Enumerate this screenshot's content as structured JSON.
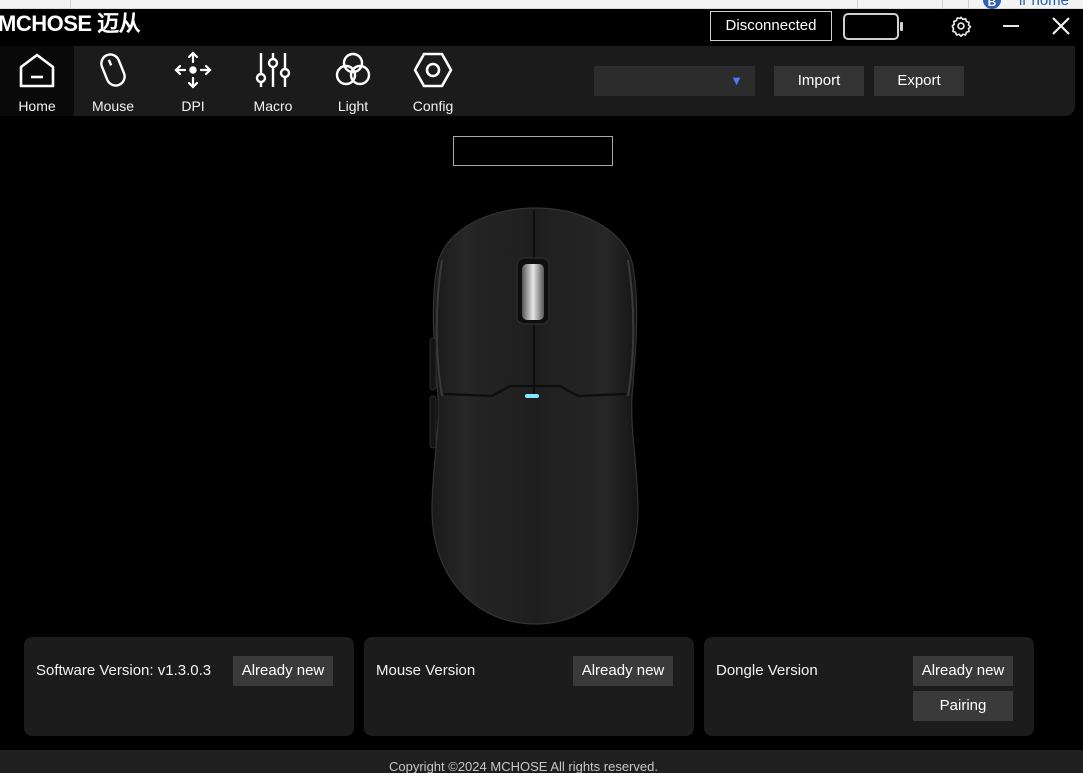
{
  "browser_strip": {
    "avatar_letter": "B",
    "text": "ir nome"
  },
  "title_bar": {
    "brand": "MCHOSE 迈从",
    "connection_status": "Disconnected",
    "battery_icon": "battery-icon",
    "settings_icon": "gear-icon",
    "minimize_icon": "minimize-icon",
    "close_icon": "close-icon"
  },
  "nav": {
    "items": [
      {
        "label": "Home",
        "icon": "home-icon"
      },
      {
        "label": "Mouse",
        "icon": "mouse-icon"
      },
      {
        "label": "DPI",
        "icon": "dpi-move-icon"
      },
      {
        "label": "Macro",
        "icon": "sliders-icon"
      },
      {
        "label": "Light",
        "icon": "rgb-circles-icon"
      },
      {
        "label": "Config",
        "icon": "hexagon-nut-icon"
      }
    ],
    "active": "Home"
  },
  "header": {
    "profile_select_value": "",
    "import_label": "Import",
    "export_label": "Export"
  },
  "device_name_value": "",
  "versions": [
    {
      "label": "Software Version: v1.3.0.3",
      "button": "Already new"
    },
    {
      "label": "Mouse Version",
      "button": "Already new"
    },
    {
      "label": "Dongle Version",
      "button": "Already new",
      "second_button": "Pairing"
    }
  ],
  "footer": {
    "copyright": "Copyright ©2024 MCHOSE All rights reserved."
  },
  "colors": {
    "background": "#000000",
    "panel": "#1b1b1b",
    "accent_arrow": "#4b7bff",
    "led": "#7fe8ff"
  }
}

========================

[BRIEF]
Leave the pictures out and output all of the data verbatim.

[RESPONSE TO THE TASK]
Enumerate this screenshot's content as structured JSON.
{
  "browser_strip": {
    "avatar_letter": "B",
    "text": "ir nome"
  },
  "title_bar": {
    "brand": "MCHOSE 迈从",
    "connection_status": "Disconnected",
    "battery_icon": "battery-icon",
    "settings_icon": "gear-icon",
    "minimize_icon": "minimize-icon",
    "close_icon": "close-icon"
  },
  "nav": {
    "items": [
      {
        "label": "Home",
        "icon": "home-icon"
      },
      {
        "label": "Mouse",
        "icon": "mouse-icon"
      },
      {
        "label": "DPI",
        "icon": "dpi-move-icon"
      },
      {
        "label": "Macro",
        "icon": "sliders-icon"
      },
      {
        "label": "Light",
        "icon": "rgb-circles-icon"
      },
      {
        "label": "Config",
        "icon": "hexagon-nut-icon"
      }
    ],
    "active": "Home"
  },
  "header": {
    "profile_select_value": "",
    "import_label": "Import",
    "export_label": "Export"
  },
  "device_name_value": "",
  "versions": [
    {
      "label": "Software Version: v1.3.0.3",
      "button": "Already new"
    },
    {
      "label": "Mouse Version",
      "button": "Already new"
    },
    {
      "label": "Dongle Version",
      "button": "Already new",
      "second_button": "Pairing"
    }
  ],
  "footer": {
    "copyright": "Copyright ©2024 MCHOSE All rights reserved."
  },
  "colors": {
    "background": "#000000",
    "panel": "#1b1b1b",
    "accent_arrow": "#4b7bff",
    "led": "#7fe8ff"
  }
}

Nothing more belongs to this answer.